Tuesday, May 10, 2011
Sunday, April 24, 2011
1 mile run (not jog, actually run)
then 5 rounds of
1 mile run (not jog, actually run)
REMEMBER NO BREAKS, go straight through until complete. If you're moving at a good pace you should be done in just under half hour!
Tuesday, April 12, 2011
Tonya Blanks wants to remind you that a full squat mean that when you go down you finish past parallel, if you stop short you are cheating yourself!
Also don't forget, Knock Out! and DUDE will be hosting a women's mixer for all levels this Sunday from 1-4 PM at NTC Liberty Station Fields.
BOOM BOOM POW!
Wednesday, April 6, 2011
3 rounds of:
100m sprint 5 burpees
Rest 90 seconds between rounds (yes, you actually get a rest in this one!)
Sunday, April 3, 2011
Wednesday, March 30, 2011
Monday, March 28, 2011
As an example, one off-season I was chatting about our disc movement with a couple of teammates, and how our around break-mark throws were not a significant part of the offense. We decided that having dominant around breaks would open up the field and make the offense flow better. Improving our individual break mark throws was the goal, but how would we achieve that? At the gym Kitt and I attended, there were 12" hurdles. We would often take a disc to the gym workouts as 10 mintues of throwing at the end of the workout (throwing when tired) was great mental practice. Eyeing the hurdles, we thought it would be great to throw under a target to really get the feel for stepping out and releasing low.
A quick trip to the sporting good store later yielded some tall plastic cones. Around the house we had some PVC pipe that we cut into 2' bars for the hurdles, then drilled out holes in the cones at 8", 6", and 4" high. Now we had adjustable height hurdles to throw under. The next weekend we were at the park, bag of discs in tow. There were 4 of us to practice the step-around breaks, and 2 hurdles. Having a hurdle to throw under really emphasised the need to step out and release low. We each threw 100 backhands (in 5 sets of 20), then switched to 100 flicks. It was awesome, and surprisingly difficult to throw under the hurdle, especially on the flick side.
The next day over email we had a good laugh over just how sore we all were. That didn't stop us from doing it all over again the following weekend. Then again. Then again. The soreness stopped happening. It was easier and easier to throw under the hurdle.

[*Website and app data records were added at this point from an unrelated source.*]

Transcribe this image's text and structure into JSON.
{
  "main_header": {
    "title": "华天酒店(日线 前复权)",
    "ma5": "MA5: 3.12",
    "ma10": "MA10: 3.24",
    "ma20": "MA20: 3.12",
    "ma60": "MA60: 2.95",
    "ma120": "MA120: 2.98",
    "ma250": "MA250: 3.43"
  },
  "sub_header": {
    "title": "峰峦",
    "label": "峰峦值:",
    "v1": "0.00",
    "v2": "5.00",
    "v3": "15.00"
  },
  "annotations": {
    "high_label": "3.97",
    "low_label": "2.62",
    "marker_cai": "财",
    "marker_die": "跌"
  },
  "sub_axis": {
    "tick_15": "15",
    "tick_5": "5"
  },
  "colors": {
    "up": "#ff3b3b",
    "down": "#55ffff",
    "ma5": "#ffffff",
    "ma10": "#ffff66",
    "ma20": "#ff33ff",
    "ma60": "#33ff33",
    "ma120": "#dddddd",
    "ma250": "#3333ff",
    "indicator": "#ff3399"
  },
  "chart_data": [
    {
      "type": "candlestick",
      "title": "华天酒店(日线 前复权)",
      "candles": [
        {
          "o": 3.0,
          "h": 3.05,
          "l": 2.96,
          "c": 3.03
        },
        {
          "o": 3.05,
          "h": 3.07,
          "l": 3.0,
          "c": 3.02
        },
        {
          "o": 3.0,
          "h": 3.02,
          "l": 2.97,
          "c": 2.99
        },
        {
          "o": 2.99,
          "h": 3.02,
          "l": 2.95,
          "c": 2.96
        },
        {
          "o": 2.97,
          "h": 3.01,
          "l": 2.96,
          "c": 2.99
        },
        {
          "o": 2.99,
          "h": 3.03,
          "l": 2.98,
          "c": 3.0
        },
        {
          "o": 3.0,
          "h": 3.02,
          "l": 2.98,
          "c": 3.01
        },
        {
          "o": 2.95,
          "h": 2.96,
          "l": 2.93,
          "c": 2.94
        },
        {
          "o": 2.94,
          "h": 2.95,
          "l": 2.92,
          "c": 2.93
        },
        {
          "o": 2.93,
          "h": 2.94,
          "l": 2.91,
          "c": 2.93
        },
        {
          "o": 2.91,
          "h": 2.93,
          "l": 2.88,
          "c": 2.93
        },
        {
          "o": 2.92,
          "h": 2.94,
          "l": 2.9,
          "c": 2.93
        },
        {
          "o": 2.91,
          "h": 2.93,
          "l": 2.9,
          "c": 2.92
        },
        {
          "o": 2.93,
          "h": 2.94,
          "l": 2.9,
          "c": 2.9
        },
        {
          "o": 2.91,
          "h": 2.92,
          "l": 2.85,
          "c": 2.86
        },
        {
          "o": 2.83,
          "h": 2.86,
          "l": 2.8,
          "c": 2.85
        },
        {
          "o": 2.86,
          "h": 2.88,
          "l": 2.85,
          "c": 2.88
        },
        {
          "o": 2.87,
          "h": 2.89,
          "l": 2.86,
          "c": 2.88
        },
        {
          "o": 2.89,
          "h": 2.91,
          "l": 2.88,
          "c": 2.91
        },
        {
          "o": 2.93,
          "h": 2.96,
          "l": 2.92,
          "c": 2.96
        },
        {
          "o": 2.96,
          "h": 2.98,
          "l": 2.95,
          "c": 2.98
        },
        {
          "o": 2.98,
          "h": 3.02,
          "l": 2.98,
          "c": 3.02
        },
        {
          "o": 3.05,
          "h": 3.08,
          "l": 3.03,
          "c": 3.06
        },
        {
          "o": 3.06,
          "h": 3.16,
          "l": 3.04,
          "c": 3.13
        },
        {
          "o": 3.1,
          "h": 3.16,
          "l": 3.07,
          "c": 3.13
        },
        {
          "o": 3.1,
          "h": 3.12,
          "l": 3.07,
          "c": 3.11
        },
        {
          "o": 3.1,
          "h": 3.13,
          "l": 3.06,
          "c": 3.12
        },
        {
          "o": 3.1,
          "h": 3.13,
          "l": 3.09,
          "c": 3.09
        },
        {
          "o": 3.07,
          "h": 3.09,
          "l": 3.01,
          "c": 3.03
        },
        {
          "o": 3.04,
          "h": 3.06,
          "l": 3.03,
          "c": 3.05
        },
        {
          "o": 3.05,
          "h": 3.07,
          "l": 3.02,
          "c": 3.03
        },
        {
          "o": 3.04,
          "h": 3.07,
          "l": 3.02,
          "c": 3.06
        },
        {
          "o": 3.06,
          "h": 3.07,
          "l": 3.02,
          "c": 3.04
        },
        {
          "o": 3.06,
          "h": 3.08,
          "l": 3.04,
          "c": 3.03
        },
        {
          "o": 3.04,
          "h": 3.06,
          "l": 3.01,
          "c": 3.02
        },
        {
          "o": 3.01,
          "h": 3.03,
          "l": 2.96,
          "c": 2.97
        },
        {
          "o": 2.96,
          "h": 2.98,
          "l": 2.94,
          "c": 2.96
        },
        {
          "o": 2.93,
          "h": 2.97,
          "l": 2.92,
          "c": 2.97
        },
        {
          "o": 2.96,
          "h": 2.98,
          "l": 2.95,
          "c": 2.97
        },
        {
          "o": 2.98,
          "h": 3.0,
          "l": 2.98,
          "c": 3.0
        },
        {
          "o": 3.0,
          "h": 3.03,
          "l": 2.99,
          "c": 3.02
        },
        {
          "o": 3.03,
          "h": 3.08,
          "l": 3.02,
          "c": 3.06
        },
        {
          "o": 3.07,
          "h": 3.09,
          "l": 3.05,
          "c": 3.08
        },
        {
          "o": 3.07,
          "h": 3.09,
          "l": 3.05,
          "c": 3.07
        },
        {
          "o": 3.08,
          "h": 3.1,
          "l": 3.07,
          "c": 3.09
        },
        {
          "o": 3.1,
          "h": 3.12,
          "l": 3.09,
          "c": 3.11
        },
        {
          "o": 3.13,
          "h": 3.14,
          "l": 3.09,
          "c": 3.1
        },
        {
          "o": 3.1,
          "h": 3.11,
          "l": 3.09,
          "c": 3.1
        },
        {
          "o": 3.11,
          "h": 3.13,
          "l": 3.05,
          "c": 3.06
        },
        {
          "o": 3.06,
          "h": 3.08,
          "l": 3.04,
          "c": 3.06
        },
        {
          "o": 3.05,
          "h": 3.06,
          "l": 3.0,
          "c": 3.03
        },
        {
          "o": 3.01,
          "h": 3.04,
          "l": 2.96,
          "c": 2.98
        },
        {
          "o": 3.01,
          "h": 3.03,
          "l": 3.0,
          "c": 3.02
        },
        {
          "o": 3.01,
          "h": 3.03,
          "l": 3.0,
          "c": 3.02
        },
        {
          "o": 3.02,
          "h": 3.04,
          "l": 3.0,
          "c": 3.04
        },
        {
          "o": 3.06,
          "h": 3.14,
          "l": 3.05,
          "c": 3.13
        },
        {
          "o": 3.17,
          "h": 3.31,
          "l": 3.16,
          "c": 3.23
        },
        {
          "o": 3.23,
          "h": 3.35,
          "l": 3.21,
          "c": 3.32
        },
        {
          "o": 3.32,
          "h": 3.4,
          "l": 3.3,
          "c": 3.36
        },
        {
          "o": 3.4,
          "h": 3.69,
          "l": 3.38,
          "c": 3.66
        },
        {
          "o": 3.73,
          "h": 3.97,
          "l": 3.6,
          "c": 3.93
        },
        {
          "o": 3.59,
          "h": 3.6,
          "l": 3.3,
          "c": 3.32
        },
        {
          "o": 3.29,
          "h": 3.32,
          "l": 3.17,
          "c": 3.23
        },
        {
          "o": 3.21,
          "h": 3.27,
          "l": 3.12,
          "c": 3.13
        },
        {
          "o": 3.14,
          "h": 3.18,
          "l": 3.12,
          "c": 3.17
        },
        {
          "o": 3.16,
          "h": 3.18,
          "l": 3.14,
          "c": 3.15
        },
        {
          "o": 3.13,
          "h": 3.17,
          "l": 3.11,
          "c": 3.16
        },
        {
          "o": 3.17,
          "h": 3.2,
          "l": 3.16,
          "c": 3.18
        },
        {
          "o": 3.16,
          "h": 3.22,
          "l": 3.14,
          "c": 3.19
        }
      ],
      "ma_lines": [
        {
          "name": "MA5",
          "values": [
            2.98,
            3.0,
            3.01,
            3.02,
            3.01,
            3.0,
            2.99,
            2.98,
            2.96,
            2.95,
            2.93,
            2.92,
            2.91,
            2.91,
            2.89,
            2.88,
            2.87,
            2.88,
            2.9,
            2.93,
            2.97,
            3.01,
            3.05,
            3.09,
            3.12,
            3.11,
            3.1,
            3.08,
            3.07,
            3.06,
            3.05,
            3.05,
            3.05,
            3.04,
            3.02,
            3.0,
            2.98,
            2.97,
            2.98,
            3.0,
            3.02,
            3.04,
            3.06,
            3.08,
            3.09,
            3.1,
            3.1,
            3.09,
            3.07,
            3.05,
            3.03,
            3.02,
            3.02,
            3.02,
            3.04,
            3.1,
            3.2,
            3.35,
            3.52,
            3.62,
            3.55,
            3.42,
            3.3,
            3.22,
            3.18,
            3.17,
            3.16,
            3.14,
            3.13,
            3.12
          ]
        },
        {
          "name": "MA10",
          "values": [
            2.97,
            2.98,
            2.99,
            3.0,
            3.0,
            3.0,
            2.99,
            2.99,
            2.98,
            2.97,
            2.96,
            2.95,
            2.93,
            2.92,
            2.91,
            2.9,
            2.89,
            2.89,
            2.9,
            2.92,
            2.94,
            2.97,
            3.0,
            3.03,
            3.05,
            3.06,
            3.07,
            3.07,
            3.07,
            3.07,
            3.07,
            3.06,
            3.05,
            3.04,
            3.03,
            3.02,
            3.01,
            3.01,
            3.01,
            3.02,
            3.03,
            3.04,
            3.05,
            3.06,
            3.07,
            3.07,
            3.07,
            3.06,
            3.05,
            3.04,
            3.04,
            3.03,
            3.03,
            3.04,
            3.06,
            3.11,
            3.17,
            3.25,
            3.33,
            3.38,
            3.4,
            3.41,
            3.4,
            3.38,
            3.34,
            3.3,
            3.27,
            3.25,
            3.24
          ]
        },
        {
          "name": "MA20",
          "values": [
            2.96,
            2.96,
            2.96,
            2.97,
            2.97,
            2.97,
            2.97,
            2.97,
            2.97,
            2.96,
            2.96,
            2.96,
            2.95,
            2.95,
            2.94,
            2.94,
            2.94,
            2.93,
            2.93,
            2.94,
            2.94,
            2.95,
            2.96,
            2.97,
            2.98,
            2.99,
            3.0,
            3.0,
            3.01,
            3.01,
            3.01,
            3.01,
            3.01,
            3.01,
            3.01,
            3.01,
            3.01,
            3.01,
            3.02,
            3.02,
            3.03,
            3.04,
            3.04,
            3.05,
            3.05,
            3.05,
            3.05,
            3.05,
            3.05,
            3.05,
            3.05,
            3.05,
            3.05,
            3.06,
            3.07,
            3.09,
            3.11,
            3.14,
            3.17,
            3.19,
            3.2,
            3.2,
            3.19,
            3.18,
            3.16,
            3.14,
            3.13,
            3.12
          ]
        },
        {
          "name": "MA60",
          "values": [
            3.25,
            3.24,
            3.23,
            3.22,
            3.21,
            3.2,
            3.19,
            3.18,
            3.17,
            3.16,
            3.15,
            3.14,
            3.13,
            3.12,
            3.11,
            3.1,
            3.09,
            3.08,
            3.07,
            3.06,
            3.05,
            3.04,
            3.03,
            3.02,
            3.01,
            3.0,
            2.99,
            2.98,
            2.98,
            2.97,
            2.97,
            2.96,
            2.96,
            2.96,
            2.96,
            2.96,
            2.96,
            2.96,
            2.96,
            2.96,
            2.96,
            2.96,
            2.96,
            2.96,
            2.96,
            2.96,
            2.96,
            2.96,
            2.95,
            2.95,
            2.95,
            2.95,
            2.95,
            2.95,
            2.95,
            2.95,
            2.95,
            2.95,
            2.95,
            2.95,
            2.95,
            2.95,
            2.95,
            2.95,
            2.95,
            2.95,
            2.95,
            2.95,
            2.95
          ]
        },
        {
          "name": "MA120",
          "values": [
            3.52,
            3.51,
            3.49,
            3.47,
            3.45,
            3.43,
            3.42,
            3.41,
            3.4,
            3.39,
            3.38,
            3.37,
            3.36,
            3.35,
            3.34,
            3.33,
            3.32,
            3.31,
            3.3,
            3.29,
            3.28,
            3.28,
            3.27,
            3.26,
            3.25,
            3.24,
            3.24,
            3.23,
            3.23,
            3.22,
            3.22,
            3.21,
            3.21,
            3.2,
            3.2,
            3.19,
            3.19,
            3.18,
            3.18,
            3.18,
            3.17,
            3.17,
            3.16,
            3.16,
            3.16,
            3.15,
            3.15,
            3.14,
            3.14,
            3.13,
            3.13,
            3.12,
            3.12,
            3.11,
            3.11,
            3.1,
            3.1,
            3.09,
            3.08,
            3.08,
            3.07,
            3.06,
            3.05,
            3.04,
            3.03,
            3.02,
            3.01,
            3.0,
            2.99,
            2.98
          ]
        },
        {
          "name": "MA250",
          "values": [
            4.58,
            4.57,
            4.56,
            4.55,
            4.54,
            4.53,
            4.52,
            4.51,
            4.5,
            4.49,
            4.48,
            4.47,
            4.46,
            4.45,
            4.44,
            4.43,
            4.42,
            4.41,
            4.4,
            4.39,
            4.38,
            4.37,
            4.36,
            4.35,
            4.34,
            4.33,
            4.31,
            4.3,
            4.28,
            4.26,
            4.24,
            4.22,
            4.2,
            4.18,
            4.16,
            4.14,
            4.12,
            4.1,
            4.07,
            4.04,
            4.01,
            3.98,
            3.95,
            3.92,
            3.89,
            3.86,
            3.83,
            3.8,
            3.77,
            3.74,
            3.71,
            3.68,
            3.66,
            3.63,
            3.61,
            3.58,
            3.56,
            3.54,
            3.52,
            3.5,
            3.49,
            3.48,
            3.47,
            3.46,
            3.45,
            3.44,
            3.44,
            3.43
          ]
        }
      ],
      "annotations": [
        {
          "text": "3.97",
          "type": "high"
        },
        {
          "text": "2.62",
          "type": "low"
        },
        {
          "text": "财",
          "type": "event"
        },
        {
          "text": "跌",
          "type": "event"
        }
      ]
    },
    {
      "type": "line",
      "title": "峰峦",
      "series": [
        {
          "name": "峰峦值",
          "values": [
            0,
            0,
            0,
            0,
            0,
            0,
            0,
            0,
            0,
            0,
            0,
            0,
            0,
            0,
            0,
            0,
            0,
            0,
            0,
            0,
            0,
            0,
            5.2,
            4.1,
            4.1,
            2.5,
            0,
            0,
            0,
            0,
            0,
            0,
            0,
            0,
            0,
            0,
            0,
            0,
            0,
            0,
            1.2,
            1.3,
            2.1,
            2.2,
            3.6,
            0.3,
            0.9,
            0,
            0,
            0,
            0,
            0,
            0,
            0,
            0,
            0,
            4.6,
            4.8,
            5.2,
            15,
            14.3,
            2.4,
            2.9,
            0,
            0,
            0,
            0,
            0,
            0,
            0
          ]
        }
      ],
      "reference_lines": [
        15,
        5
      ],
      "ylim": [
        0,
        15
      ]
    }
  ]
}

When practices started up we stuck to our plan of breaking around the mark, often ignoring downfield cutters in order to center the disc if we were on (or near) the sideline. The work we put in during the winter was intended to form the muscle memory of stepping out and releasing low. The work we put in during the first half of the season was intended to form the habit of using the around break in game situations. That was our approach. I can't speak for the others who joined me on those days in the park, but personally I felt like I was going to break any mark that year. Having a goal is great, but having a plan to achieve the goal is even better. If you can get buy-in from other people on the plan, then together you will be more likely to stick to the plan an achieve the goal.
Some goals are measurable (e.g. breaking six minutes in the mile), and some less so (strong around break-mark throws). However, when you break the mark in a game, and it feels natural and easy and your mark was never going to stop it, then you know all the work has paid off. You know your plan was solid. Plans aren't just long term. When you line up across from someone on defense, what do you know about them? Do they like to run deep? Do they like to juke a lot? Do they huck? Do they love their inside-out flick? At the start of the point you can make a plan too. Use as much information as you have on your opponent, and decide what you are going to take away.
Ultimate is a fluid game full of reactions, improvisations, and adjustments, and by having an approach to each situation you will be better prepared to make those adjustments on the fly. You'll recognize situations quicker and react before your opponent has time to. Try it out at your next pickup game. Decide on a plan before the point and stick to it. See if your adjustments during the point are easier to make in the framework of your plan. Soon it'll be second nature to ask yourself... what's your approach?